The data below has to be returned exactly, down to the last character.

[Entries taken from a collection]

··········

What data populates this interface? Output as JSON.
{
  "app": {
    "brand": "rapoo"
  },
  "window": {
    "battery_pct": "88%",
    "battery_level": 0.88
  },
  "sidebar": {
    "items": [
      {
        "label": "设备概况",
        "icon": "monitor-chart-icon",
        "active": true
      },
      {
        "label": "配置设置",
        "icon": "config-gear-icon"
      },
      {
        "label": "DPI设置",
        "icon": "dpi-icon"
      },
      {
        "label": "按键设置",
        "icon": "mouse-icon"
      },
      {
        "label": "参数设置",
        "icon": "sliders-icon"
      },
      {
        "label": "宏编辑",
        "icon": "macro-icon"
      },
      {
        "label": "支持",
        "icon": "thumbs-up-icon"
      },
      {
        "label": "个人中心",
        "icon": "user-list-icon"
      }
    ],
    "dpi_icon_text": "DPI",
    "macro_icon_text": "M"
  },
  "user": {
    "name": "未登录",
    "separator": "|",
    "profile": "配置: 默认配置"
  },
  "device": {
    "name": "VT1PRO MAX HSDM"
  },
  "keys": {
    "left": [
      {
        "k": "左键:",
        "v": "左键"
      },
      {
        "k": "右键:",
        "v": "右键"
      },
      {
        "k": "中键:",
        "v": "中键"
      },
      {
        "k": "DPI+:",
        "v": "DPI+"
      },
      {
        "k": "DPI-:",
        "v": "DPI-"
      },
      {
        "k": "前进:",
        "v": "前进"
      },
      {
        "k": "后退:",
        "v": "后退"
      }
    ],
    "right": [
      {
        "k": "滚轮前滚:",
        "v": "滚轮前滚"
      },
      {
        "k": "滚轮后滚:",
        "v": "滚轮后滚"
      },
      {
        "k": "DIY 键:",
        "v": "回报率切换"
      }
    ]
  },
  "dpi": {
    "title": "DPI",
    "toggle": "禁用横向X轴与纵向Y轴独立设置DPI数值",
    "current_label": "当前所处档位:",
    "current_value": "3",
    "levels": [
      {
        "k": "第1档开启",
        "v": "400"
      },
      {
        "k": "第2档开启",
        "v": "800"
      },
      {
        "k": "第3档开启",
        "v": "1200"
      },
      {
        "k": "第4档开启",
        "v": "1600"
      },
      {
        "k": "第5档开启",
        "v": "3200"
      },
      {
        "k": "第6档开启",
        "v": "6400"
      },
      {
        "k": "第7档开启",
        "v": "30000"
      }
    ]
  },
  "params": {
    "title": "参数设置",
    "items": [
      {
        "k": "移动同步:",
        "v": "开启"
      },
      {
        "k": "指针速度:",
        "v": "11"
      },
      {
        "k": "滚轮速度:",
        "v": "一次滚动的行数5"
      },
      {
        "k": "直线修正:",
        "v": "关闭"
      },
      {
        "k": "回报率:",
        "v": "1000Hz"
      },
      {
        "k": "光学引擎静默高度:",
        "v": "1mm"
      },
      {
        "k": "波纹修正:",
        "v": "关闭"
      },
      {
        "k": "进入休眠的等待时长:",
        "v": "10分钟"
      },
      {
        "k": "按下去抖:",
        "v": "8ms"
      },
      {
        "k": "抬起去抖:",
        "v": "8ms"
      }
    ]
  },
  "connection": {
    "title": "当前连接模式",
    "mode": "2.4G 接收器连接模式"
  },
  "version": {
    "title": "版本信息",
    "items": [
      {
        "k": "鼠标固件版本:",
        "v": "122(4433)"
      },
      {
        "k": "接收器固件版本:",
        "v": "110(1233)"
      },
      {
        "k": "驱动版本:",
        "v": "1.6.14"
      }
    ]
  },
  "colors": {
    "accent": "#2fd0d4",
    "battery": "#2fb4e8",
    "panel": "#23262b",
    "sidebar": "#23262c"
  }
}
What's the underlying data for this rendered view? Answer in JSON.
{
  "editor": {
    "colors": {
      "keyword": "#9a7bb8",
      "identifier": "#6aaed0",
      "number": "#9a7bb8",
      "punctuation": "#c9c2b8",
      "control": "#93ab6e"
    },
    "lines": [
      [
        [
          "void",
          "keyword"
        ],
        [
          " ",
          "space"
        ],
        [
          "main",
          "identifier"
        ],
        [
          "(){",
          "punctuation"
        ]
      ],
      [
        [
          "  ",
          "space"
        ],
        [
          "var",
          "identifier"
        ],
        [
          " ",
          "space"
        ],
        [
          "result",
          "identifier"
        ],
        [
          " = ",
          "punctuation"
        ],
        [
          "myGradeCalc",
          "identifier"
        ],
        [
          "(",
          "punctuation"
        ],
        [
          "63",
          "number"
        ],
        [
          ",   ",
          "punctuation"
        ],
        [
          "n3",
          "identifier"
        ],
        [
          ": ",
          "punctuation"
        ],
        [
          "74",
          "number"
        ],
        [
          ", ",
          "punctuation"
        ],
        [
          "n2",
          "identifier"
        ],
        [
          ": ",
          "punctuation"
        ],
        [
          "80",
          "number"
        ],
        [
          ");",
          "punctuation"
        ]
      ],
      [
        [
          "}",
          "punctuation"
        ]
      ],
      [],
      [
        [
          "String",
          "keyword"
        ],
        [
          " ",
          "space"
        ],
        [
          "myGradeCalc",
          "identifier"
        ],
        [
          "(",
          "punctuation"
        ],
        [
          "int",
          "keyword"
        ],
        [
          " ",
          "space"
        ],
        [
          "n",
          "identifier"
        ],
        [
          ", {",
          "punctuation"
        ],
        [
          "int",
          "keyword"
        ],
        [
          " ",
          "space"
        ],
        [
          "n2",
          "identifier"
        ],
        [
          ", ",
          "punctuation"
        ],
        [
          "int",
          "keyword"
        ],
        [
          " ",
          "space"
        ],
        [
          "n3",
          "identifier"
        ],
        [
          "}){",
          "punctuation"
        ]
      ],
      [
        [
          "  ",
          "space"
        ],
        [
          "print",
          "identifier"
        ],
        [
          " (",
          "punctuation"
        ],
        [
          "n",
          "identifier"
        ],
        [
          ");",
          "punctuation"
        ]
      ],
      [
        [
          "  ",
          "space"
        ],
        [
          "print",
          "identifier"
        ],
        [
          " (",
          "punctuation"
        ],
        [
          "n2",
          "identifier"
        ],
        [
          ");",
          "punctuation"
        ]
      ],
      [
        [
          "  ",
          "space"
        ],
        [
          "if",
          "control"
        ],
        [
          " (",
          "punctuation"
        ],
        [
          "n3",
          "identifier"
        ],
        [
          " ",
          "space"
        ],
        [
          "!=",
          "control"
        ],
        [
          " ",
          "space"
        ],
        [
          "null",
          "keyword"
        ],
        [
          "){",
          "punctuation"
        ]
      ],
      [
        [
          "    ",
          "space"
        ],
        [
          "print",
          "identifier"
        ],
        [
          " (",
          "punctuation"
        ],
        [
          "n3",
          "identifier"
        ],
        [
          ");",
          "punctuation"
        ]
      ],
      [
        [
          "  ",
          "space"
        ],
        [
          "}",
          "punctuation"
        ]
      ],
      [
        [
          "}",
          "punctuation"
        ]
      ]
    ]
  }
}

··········

§ **Completed task**:
What data populates this interface? Output as JSON.
{
  "app": {
    "brand": "rapoo"
  },
  "window": {
    "battery_pct": "88%",
    "battery_level": 0.88
  },
  "sidebar": {
    "items": [
      {
        "label": "设备概况",
        "icon": "monitor-chart-icon",
        "active": true
      },
      {
        "label": "配置设置",
        "icon": "config-gear-icon"
      },
      {
        "label": "DPI设置",
        "icon": "dpi-icon"
      },
      {
        "label": "按键设置",
        "icon": "mouse-icon"
      },
      {
        "label": "参数设置",
        "icon": "sliders-icon"
      },
      {
        "label": "宏编辑",
        "icon": "macro-icon"
      },
      {
        "label": "支持",
        "icon": "thumbs-up-icon"
      },
      {
        "label": "个人中心",
        "icon": "user-list-icon"
      }
    ],
    "dpi_icon_text": "DPI",
    "macro_icon_text": "M"
  },
  "user": {
    "name": "未登录",
    "separator": "|",
    "profile": "配置: 默认配置"
  },
  "device": {
    "name": "VT1PRO MAX HSDM"
  },
  "keys": {
    "left": [
      {
        "k": "左键:",
        "v": "左键"
      },
      {
        "k": "右键:",
        "v": "右键"
      },
      {
        "k": "中键:",
        "v": "中键"
      },
      {
        "k": "DPI+:",
        "v": "DPI+"
      },
      {
        "k": "DPI-:",
        "v": "DPI-"
      },
      {
        "k": "前进:",
        "v": "前进"
      },
      {
        "k": "后退:",
        "v": "后退"
      }
    ],
    "right": [
      {
        "k": "滚轮前滚:",
        "v": "滚轮前滚"
      },
      {
        "k": "滚轮后滚:",
        "v": "滚轮后滚"
      },
      {
        "k": "DIY 键:",
        "v": "回报率切换"
      }
    ]
  },
  "dpi": {
    "title": "DPI",
    "toggle": "禁用横向X轴与纵向Y轴独立设置DPI数值",
    "current_label": "当前所处档位:",
    "current_value": "3",
    "levels": [
      {
        "k": "第1档开启",
        "v": "400"
      },
      {
        "k": "第2档开启",
        "v": "800"
      },
      {
        "k": "第3档开启",
        "v": "1200"
      },
      {
        "k": "第4档开启",
        "v": "1600"
      },
      {
        "k": "第5档开启",
        "v": "3200"
      },
      {
        "k": "第6档开启",
        "v": "6400"
      },
      {
        "k": "第7档开启",
        "v": "30000"
      }
    ]
  },
  "params": {
    "title": "参数设置",
    "items": [
      {
        "k": "移动同步:",
        "v": "开启"
      },
      {
        "k": "指针速度:",
        "v": "11"
      },
      {
        "k": "滚轮速度:",
        "v": "一次滚动的行数5"
      },
      {
        "k": "直线修正:",
        "v": "关闭"
      },
      {
        "k": "回报率:",
        "v": "1000Hz"
      },
      {
        "k": "光学引擎静默高度:",
        "v": "1mm"
      },
      {
        "k": "波纹修正:",
        "v": "关闭"
      },
      {
        "k": "进入休眠的等待时长:",
        "v": "10分钟"
      },
      {
        "k": "按下去抖:",
        "v": "8ms"
      },
      {
        "k": "抬起去抖:",
        "v": "8ms"
      }
    ]
  },
  "connection": {
    "title": "当前连接模式",
    "mode": "2.4G 接收器连接模式"
  },
  "version": {
    "title": "版本信息",
    "items": [
      {
        "k": "鼠标固件版本:",
        "v": "122(4433)"
      },
      {
        "k": "接收器固件版本:",
        "v": "110(1233)"
      },
      {
        "k": "驱动版本:",
        "v": "1.6.14"
      }
    ]
  },
  "colors": {
    "accent": "#2fd0d4",
    "battery": "#2fb4e8",
    "panel": "#23262b",
    "sidebar": "#23262c"
  }
}
What's the underlying data for this rendered view? Answer in JSON.
{
  "editor": {
    "colors": {
      "keyword": "#9a7bb8",
      "identifier": "#6aaed0",
      "number": "#9a7bb8",
      "punctuation": "#c9c2b8",
      "control": "#93ab6e"
    },
    "lines": [
      [
        [
          "void",
          "keyword"
        ],
        [
          " ",
          "space"
        ],
        [
          "main",
          "identifier"
        ],
        [
          "(){",
          "punctuation"
        ]
      ],
      [
        [
          "  ",
          "space"
        ],
        [
          "var",
          "identifier"
        ],
        [
          " ",
          "space"
        ],
        [
          "result",
          "identifier"
        ],
        [
          " = ",
          "punctuation"
        ],
        [
          "myGradeCalc",
          "identifier"
        ],
        [
          "(",
          "punctuation"
        ],
        [
          "63",
          "number"
        ],
        [
          ",   ",
          "punctuation"
        ],
        [
          "n3",
          "identifier"
        ],
        [
          ": ",
          "punctuation"
        ],
        [
          "74",
          "number"
        ],
        [
          ", ",
          "punctuation"
        ],
        [
          "n2",
          "identifier"
        ],
        [
          ": ",
          "punctuation"
        ],
        [
          "80",
          "number"
        ],
        [
          ");",
          "punctuation"
        ]
      ],
      [
        [
          "}",
          "punctuation"
        ]
      ],
      [],
      [
        [
          "String",
          "keyword"
        ],
        [
          " ",
          "space"
        ],
        [
          "myGradeCalc",
          "identifier"
        ],
        [
          "(",
          "punctuation"
        ],
        [
          "int",
          "keyword"
        ],
        [
          " ",
          "space"
        ],
        [
          "n",
          "identifier"
        ],
        [
          ", {",
          "punctuation"
        ],
        [
          "int",
          "keyword"
        ],
        [
          " ",
          "space"
        ],
        [
          "n2",
          "identifier"
        ],
        [
          ", ",
          "punctuation"
        ],
        [
          "int",
          "keyword"
        ],
        [
          " ",
          "space"
        ],
        [
          "n3",
          "identifier"
        ],
        [
          "}){",
          "punctuation"
        ]
      ],
      [
        [
          "  ",
          "space"
        ],
        [
          "print",
          "identifier"
        ],
        [
          " (",
          "punctuation"
        ],
        [
          "n",
          "identifier"
        ],
        [
          ");",
          "punctuation"
        ]
      ],
      [
        [
          "  ",
          "space"
        ],
        [
          "print",
          "identifier"
        ],
        [
          " (",
          "punctuation"
        ],
        [
          "n2",
          "identifier"
        ],
        [
          ");",
          "punctuation"
        ]
      ],
      [
        [
          "  ",
          "space"
        ],
        [
          "if",
          "control"
        ],
        [
          " (",
          "punctuation"
        ],
        [
          "n3",
          "identifier"
        ],
        [
          " ",
          "space"
        ],
        [
          "!=",
          "control"
        ],
        [
          " ",
          "space"
        ],
        [
          "null",
          "keyword"
        ],
        [
          "){",
          "punctuation"
        ]
      ],
      [
        [
          "    ",
          "space"
        ],
        [
          "print",
          "identifier"
        ],
        [
          " (",
          "punctuation"
        ],
        [
          "n3",
          "identifier"
        ],
        [
          ");",
          "punctuation"
        ]
      ],
      [
        [
          "  ",
          "space"
        ],
        [
          "}",
          "punctuation"
        ]
      ],
      [
        [
          "}",
          "punctuation"
        ]
      ]
    ]
  }
}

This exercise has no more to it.